▽

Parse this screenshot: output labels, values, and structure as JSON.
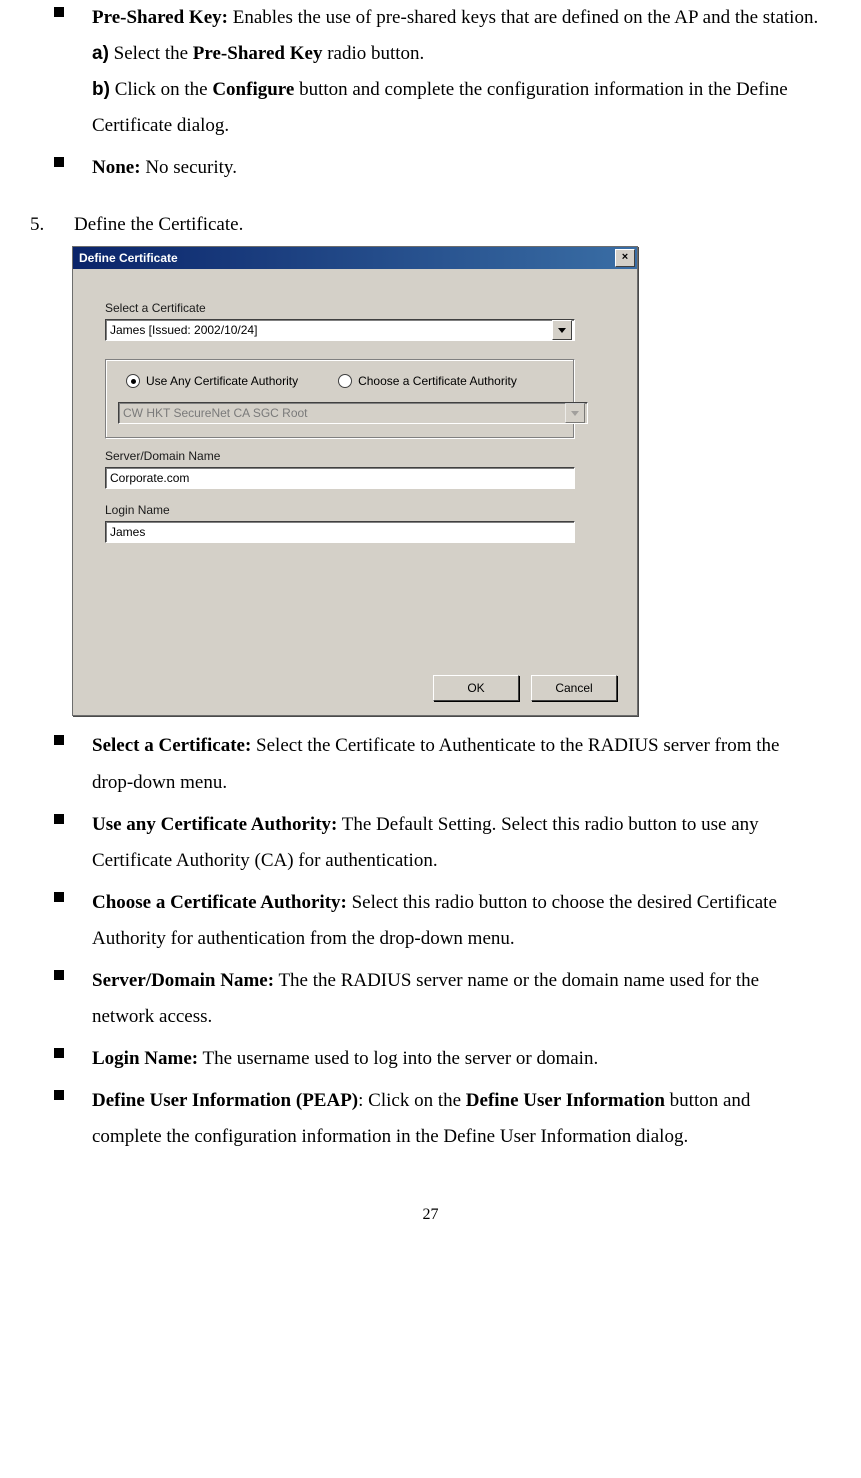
{
  "top_bullets": [
    {
      "term": "Pre-Shared Key:",
      "text": " Enables the use of pre-shared keys that are defined on the AP and the station.",
      "substeps": [
        {
          "label": "a)",
          "preText": " Select the ",
          "bold": "Pre-Shared Key",
          "postText": " radio button."
        },
        {
          "label": "b)",
          "preText": " Click on the ",
          "bold": "Configure",
          "postText": " button and complete the configuration information in the Define Certificate dialog."
        }
      ]
    },
    {
      "term": "None:",
      "text": " No security."
    }
  ],
  "step": {
    "num": "5.",
    "text": "Define the Certificate."
  },
  "dialog": {
    "title": "Define Certificate",
    "selectCertLabel": "Select a Certificate",
    "selectCertValue": "James   [Issued: 2002/10/24]",
    "radioUseAny": "Use Any Certificate Authority",
    "radioChoose": "Choose a Certificate Authority",
    "caComboValue": "CW HKT SecureNet CA SGC Root",
    "serverLabel": "Server/Domain Name",
    "serverValue": "Corporate.com",
    "loginLabel": "Login Name",
    "loginValue": "James",
    "okBtn": "OK",
    "cancelBtn": "Cancel"
  },
  "bottom_bullets": [
    {
      "term": "Select a Certificate:",
      "text": " Select the Certificate to Authenticate to the RADIUS server from the drop-down menu."
    },
    {
      "term": "Use any Certificate Authority:",
      "text": " The Default Setting. Select this radio button to use any Certificate Authority (CA) for authentication."
    },
    {
      "term": "Choose a Certificate Authority:",
      "text": " Select this radio button to choose the desired Certificate Authority for authentication from the drop-down menu."
    },
    {
      "term": "Server/Domain Name:",
      "text": " The the RADIUS server name or the domain name used for the network access."
    },
    {
      "term": "Login Name:",
      "text": " The username used to log into the server or domain."
    },
    {
      "term": "Define User Information (PEAP)",
      "text_pre": ": Click on the ",
      "bold_inline": "Define User Information",
      "text_post": " button and complete the configuration information in the Define User Information dialog."
    }
  ],
  "pageNumber": "27"
}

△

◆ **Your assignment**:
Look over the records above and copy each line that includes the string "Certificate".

◆ **Finished task**:
          "postText": " button and complete the configuration information in the Define Certificate dialog."
    "text": "Define the Certificate."
    "title": "Define Certificate",
    "selectCertLabel": "Select a Certificate",
    "radioUseAny": "Use Any Certificate Authority",
    "radioChoose": "Choose a Certificate Authority",
      "term": "Select a Certificate:",
      "text": " Select the Certificate to Authenticate to the RADIUS server from the drop-down menu."
      "term": "Use any Certificate Authority:",
      "text": " The Default Setting. Select this radio button to use any Certificate Authority (CA) for authentication."
      "term": "Choose a Certificate Authority:",
      "text": " Select this radio button to choose the desired Certificate Authority for authentication from the drop-down menu."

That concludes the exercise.